======== Record extracts

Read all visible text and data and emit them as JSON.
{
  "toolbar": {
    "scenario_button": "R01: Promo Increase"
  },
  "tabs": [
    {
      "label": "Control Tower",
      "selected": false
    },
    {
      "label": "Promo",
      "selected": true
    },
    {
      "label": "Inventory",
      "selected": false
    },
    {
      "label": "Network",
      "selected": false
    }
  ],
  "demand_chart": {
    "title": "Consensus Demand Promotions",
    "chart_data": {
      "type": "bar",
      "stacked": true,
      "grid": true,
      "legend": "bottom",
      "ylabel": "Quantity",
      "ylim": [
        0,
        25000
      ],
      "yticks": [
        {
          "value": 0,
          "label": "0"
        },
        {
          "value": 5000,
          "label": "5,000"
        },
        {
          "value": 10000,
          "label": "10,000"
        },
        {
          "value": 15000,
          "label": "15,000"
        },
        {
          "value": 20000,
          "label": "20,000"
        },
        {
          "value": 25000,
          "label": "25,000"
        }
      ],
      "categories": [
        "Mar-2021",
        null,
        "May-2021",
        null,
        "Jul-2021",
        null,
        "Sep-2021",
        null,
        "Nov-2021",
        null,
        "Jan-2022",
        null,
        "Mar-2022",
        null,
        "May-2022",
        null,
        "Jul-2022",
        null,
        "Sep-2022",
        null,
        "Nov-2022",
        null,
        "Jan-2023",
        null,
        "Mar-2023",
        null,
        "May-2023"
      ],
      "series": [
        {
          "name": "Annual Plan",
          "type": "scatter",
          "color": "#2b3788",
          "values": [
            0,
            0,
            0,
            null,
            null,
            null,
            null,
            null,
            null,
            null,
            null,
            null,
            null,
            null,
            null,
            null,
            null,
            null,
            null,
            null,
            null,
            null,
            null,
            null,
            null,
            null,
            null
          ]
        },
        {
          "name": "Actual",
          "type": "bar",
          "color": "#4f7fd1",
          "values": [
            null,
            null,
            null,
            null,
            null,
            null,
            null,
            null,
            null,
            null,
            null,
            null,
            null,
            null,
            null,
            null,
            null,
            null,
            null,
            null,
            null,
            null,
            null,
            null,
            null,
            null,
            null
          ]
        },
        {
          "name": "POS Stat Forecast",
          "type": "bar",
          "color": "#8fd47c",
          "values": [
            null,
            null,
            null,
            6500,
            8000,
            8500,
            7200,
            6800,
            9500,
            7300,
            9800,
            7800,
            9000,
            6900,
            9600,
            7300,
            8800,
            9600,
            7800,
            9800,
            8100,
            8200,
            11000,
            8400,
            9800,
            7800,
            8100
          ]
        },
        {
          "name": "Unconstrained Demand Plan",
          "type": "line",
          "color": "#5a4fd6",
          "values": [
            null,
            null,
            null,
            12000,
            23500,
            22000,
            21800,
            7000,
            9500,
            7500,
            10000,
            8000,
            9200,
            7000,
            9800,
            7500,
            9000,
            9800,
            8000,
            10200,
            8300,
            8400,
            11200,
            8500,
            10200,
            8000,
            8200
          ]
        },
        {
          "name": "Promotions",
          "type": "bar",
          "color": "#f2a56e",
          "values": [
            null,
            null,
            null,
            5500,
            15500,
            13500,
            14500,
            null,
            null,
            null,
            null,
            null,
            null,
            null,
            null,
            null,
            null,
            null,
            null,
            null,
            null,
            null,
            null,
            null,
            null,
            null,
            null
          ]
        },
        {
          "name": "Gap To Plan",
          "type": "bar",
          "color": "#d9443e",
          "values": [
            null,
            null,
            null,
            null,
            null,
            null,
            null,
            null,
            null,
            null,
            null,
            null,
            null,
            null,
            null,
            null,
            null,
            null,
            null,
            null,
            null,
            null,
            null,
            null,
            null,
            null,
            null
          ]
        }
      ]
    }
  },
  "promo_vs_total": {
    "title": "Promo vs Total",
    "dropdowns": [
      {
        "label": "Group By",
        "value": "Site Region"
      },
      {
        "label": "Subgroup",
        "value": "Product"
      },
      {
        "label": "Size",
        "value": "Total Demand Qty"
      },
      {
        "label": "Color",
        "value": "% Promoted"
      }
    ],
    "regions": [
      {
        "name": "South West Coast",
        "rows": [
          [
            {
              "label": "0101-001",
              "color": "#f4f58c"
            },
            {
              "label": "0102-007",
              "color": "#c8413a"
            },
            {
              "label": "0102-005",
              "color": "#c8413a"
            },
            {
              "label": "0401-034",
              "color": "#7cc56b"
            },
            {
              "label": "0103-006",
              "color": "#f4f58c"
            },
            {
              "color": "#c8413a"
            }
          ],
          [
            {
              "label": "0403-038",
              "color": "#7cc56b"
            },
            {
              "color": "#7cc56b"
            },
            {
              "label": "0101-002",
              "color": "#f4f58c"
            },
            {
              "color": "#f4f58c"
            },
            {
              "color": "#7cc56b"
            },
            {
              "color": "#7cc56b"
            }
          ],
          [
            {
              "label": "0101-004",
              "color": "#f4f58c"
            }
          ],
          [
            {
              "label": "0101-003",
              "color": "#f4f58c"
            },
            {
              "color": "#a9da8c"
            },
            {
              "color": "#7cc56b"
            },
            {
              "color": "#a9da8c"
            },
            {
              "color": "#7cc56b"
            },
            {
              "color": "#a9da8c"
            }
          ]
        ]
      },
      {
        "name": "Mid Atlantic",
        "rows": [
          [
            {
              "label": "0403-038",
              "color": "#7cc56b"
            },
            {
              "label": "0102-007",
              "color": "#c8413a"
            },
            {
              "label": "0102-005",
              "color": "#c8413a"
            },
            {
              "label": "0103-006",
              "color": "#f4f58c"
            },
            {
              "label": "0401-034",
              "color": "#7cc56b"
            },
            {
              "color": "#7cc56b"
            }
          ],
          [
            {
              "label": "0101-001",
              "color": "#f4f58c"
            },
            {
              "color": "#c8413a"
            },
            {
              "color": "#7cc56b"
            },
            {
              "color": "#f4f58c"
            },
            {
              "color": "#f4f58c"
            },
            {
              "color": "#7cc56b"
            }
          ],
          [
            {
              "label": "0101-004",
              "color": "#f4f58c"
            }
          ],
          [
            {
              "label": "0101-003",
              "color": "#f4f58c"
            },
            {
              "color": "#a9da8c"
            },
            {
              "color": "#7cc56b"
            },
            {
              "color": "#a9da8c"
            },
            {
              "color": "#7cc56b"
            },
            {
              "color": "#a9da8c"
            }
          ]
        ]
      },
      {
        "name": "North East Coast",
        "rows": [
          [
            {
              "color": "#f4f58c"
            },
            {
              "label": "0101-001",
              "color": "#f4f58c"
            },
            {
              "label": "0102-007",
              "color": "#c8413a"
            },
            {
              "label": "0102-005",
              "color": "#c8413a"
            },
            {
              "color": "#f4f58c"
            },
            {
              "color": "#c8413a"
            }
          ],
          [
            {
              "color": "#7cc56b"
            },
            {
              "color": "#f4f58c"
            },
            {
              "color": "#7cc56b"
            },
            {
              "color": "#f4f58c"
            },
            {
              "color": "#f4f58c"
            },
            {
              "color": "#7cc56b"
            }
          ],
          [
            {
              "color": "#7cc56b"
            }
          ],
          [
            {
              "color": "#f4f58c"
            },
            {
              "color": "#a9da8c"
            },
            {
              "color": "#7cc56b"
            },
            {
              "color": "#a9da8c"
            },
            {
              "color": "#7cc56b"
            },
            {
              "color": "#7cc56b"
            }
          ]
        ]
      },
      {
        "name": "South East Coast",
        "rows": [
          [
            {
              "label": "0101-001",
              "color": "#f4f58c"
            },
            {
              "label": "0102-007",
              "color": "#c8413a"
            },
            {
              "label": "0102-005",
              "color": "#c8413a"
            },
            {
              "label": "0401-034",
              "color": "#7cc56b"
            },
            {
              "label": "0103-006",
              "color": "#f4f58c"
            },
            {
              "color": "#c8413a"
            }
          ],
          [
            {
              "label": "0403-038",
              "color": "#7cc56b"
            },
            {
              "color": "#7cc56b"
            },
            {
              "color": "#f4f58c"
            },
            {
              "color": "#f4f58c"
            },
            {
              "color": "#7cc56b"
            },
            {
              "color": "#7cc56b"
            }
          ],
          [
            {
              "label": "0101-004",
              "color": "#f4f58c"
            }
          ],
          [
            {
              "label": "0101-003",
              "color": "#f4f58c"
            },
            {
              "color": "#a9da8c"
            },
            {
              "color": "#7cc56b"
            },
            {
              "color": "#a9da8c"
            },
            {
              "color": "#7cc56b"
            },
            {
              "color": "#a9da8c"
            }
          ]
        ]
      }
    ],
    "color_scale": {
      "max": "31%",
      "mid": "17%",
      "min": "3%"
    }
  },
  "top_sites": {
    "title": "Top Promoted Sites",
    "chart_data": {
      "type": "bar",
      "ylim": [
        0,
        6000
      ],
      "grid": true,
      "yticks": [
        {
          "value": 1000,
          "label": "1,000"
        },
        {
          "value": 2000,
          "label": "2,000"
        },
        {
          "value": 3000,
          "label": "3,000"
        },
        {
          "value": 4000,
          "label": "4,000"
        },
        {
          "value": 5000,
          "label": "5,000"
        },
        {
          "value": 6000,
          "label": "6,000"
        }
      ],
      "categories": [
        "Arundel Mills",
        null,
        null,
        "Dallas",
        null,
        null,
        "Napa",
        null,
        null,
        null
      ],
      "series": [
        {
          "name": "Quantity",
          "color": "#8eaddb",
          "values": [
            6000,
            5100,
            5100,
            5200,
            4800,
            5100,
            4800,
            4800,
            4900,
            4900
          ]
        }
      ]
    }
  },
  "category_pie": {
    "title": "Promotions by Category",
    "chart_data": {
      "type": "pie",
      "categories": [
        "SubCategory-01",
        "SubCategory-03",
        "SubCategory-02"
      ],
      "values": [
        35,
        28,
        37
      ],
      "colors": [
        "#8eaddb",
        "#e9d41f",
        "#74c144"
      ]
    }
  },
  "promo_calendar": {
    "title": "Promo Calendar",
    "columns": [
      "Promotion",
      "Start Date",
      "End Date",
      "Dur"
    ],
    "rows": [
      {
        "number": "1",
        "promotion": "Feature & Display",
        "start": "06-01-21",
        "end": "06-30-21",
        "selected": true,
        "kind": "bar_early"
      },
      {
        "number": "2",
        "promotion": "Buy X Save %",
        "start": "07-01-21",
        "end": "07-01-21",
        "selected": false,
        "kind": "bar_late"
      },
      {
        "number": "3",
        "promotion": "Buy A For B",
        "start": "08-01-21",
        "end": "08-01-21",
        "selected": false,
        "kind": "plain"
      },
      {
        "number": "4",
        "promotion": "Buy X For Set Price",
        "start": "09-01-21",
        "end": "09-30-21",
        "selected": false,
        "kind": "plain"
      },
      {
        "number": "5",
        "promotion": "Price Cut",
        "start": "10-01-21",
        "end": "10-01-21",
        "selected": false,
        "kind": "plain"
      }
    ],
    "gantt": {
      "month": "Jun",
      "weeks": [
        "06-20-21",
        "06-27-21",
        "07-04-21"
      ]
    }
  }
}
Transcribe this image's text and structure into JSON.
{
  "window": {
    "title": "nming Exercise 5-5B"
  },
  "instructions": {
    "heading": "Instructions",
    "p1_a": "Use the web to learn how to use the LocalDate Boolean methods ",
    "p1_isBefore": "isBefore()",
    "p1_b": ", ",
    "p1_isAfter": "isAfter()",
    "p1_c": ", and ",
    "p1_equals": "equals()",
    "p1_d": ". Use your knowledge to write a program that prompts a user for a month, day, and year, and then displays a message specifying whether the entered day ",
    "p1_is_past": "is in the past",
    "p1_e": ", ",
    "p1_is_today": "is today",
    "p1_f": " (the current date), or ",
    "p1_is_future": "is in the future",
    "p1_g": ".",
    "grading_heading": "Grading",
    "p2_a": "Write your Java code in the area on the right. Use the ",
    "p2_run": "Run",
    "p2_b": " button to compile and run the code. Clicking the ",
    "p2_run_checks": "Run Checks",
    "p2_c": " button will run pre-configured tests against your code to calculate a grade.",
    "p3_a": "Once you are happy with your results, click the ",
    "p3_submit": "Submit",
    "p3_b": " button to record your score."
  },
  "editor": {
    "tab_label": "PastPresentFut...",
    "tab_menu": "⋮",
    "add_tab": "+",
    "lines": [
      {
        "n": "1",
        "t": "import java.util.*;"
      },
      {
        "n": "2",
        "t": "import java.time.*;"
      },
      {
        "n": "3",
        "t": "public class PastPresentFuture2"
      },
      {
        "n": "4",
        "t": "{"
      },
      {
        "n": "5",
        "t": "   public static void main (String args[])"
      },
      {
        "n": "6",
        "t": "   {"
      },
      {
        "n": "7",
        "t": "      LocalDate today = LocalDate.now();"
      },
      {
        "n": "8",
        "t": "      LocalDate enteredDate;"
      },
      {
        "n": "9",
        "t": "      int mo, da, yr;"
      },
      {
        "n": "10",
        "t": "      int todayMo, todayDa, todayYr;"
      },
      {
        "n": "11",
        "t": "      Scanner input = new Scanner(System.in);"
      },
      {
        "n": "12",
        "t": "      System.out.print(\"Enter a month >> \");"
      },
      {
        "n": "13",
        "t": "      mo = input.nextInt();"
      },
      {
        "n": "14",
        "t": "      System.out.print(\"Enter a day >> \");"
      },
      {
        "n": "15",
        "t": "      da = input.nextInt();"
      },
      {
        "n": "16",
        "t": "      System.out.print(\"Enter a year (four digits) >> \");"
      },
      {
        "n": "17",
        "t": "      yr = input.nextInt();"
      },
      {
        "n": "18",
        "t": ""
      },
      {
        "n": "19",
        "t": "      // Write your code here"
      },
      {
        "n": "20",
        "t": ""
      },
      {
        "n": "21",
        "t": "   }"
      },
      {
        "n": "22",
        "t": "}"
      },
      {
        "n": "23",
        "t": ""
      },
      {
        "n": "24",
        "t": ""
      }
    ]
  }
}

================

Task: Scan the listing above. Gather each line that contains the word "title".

Task response:
    "title": "Consensus Demand Promotions",
    "title": "Promo vs Total",
    "title": "Top Promoted Sites",
    "title": "Promotions by Category",
    "title": "Promo Calendar",
    "title": "nming Exercise 5-5B"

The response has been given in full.